The Braves are the unluckiest team in baseball, according to Pythagoras. Their projected record is 44.4-35.6, yet they're two games under .500 and fourth in their division behind the Mets and Marlins. What's going on?
I expected their bullpen to have some kind of ungodly negative WPA, but they actually only have a merely bad -0.58. Not great, but not season-killing on its own. Rafael Soriano has been stuck on the DL with lingering elbow problems, which has forced everyone else in the bullpen into higher-leverage situations than they were meant to face. In his place, Peter Moylan, Manny Acosta, John Smoltz and Blaine Boyer have all taken turns playing hot potato with the closer's role. Now, that role has fallen to returning lefty Mike Gonzalez, the pitcher they got back from Pittsburgh in the Adam LaRoche trade. Gonzalez is a year removed from Tommy John surgery. He's a fastball-slider guy who will hand out walks, but he has experience closing and enough stuff to succeed, provided he's healthy. He's 2-2 in save opportunities so far.
This bullpen in general is full of groundball pitchers who will hand out walks. So, although the Jays are setting out to redefine themselves as a team that won't hesitate to swing at hittable pitches, patience is probably going to be a virtue in the late innings.

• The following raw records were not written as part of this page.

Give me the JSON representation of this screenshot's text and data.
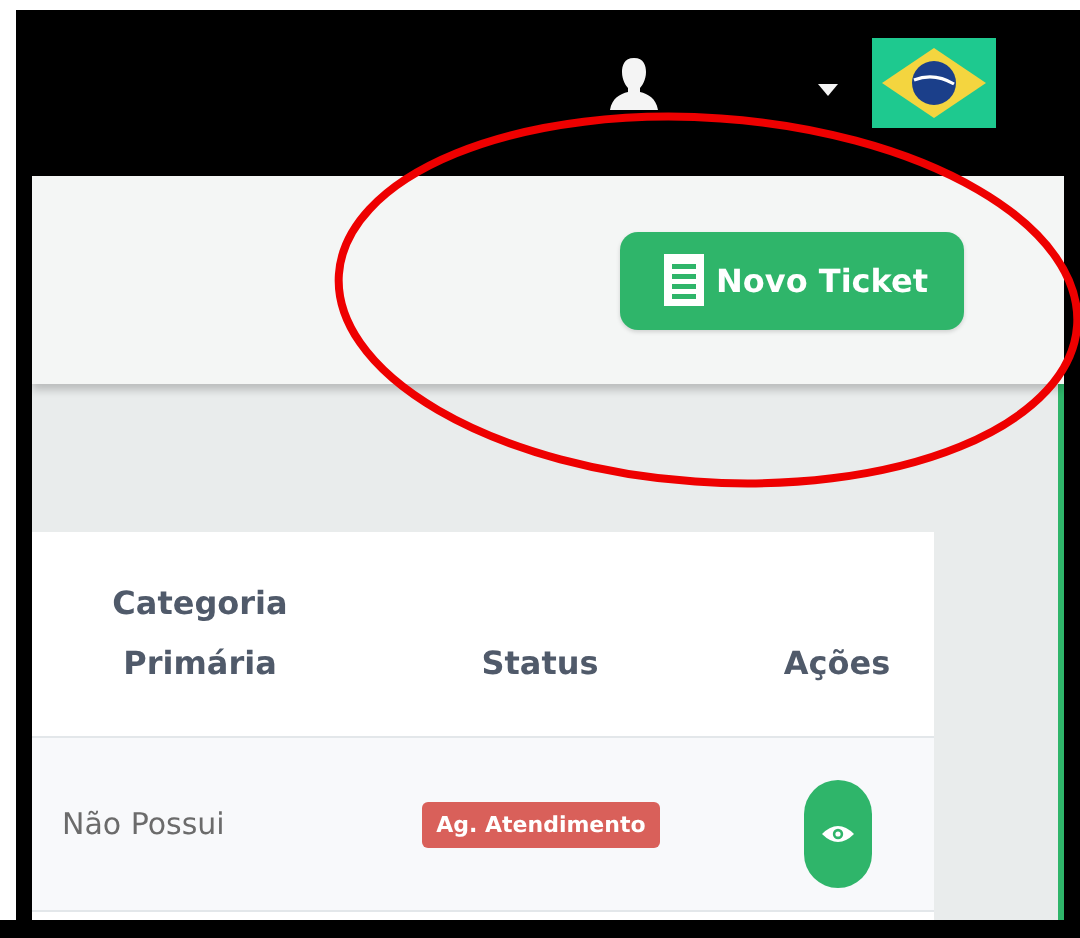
{
  "header": {
    "button": "Novo Ticket"
  },
  "table": {
    "columns": [
      "Categoria Primária",
      "Status",
      "Ações"
    ],
    "rows": [
      {
        "category": "Não Possui",
        "status": "Ag. Atendimento"
      }
    ]
  }
}
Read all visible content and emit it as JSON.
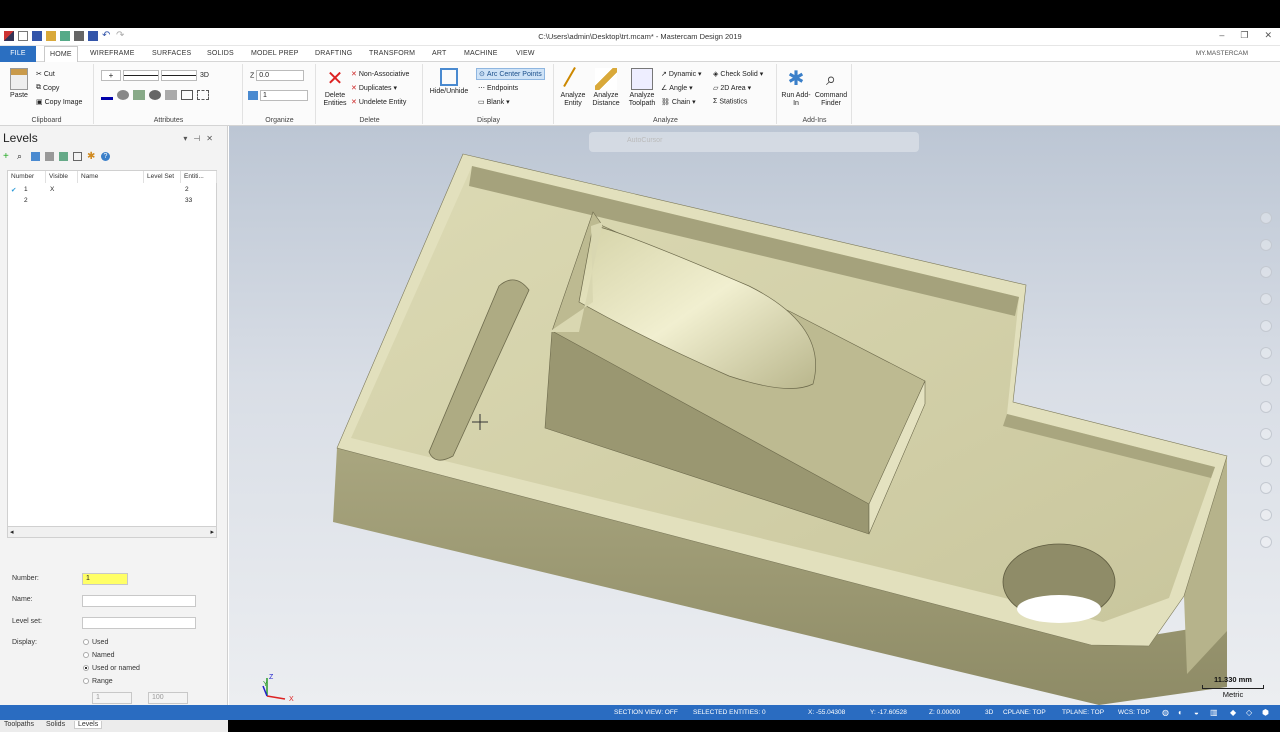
{
  "window": {
    "title": "C:\\Users\\admin\\Desktop\\trt.mcam* - Mastercam Design 2019",
    "account": "MY.MASTERCAM"
  },
  "tabs": [
    "FILE",
    "HOME",
    "WIREFRAME",
    "SURFACES",
    "SOLIDS",
    "MODEL PREP",
    "DRAFTING",
    "TRANSFORM",
    "ART",
    "MACHINE",
    "VIEW"
  ],
  "ribbon": {
    "clipboard": {
      "label": "Clipboard",
      "paste": "Paste",
      "cut": "Cut",
      "copy": "Copy",
      "copy_image": "Copy Image"
    },
    "attributes": {
      "label": "Attributes",
      "mode": "3D"
    },
    "organize": {
      "label": "Organize",
      "z_label": "Z",
      "z_value": "0.0",
      "level_value": "1"
    },
    "delete": {
      "label": "Delete",
      "delete_entities": "Delete Entities",
      "non_associative": "Non-Associative",
      "duplicates": "Duplicates",
      "undelete_entity": "Undelete Entity"
    },
    "display": {
      "label": "Display",
      "hide_unhide": "Hide/Unhide",
      "arc_center_points": "Arc Center Points",
      "endpoints": "Endpoints",
      "blank": "Blank"
    },
    "analyze": {
      "label": "Analyze",
      "analyze_entity": "Analyze Entity",
      "analyze_distance": "Analyze Distance",
      "analyze_toolpath": "Analyze Toolpath",
      "dynamic": "Dynamic",
      "angle": "Angle",
      "chain": "Chain",
      "check_solid": "Check Solid",
      "area_2d": "2D Area",
      "statistics": "Statistics"
    },
    "addins": {
      "label": "Add-Ins",
      "run_addin": "Run Add-In",
      "command_finder": "Command Finder"
    }
  },
  "levels": {
    "title": "Levels",
    "columns": [
      "Number",
      "Visible",
      "Name",
      "Level Set",
      "Entiti..."
    ],
    "rows": [
      {
        "number": "1",
        "visible": "X",
        "name": "",
        "level_set": "",
        "entities": "2"
      },
      {
        "number": "2",
        "visible": "",
        "name": "",
        "level_set": "",
        "entities": "33"
      }
    ],
    "form": {
      "number_label": "Number:",
      "number_value": "1",
      "name_label": "Name:",
      "level_set_label": "Level set:",
      "display_label": "Display:",
      "options": [
        "Used",
        "Named",
        "Used or named",
        "Range"
      ],
      "selected": "Used or named",
      "range_from": "1",
      "range_to": "100"
    },
    "bottom_tabs": [
      "Toolpaths",
      "Solids",
      "Levels"
    ]
  },
  "viewport": {
    "scale_value": "11.330 mm",
    "scale_unit": "Metric",
    "axis_x": "X",
    "axis_y": "Y",
    "axis_z": "Z",
    "autocursor": "AutoCursor"
  },
  "status": {
    "section_view": "SECTION VIEW: OFF",
    "selected": "SELECTED ENTITIES: 0",
    "x": "X:   -55.04308",
    "y": "Y:   -17.60528",
    "z": "Z:   0.00000",
    "mode": "3D",
    "cplane": "CPLANE: TOP",
    "tplane": "TPLANE: TOP",
    "wcs": "WCS: TOP"
  },
  "colors": {
    "accent": "#2b6fc1",
    "statusbar": "#2a6cc1",
    "part": "#c2c096",
    "highlight": "#ffff66"
  }
}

The Braves have been unlucky on the injury front as well. Chipper Jones has been battling a strained right quad. He's sat out five games in a row after seeing his average fall to a dismal .395. If he plays this weekend, it'll be as a DH. Yunel Escobar has struggled through shoulder and hip injuries but will probably play at some point this weekend. Omar Infante is playing third in Chipper's place, but he pulled his hamstring Wednesday and may not play this weekend. Mark Kotsay is on the DL.
The replacements have performed pretty competently, though. Infante is hitting in the .280s. 24-year-old left fielder Brandon Jones, who figured out AA on his second try last year, has batted .310 in 46 PA with a homer. And Gregor Blanco has done a respectable Reggie Willits impression as the everyday center fielder.
Atlanta's lineup is pretty stacked in general, but there has been one noteworthy hole: Jeff Francoeur. Frenchy, who's only 24 and already in his fourth season as a big leaguer, is hitting .248/.302/.399 with the least power he's ever shown at the major-league level. Francoeur is one of the most aggressive hitters in baseball but still strikes out a fair amount. He has 4 strikeouts per walk over his career. From 2005 to 2007 he had a 173-point OPS split; he's actually hiting righties a bit better than lefties this year, but this is probably still the one guy you probably want to avoid having a lefty face with the game on the line.
2008 slogan: Welcome to the Bigs. I don't get it. I guess they have lots of rookies. Rating: *1/4
The Credit Section: All offensive stats, pitches per PA for pitchers and league average stats are from the Hardball Times. Pitchers' stats and leverage indices are from Fangraphs. Minor-league stats are from Minor League Splits and First Inning. K% and BB% are strikeouts and walks as a percentage of plate appearances; GB% + LD% + FB% = 100.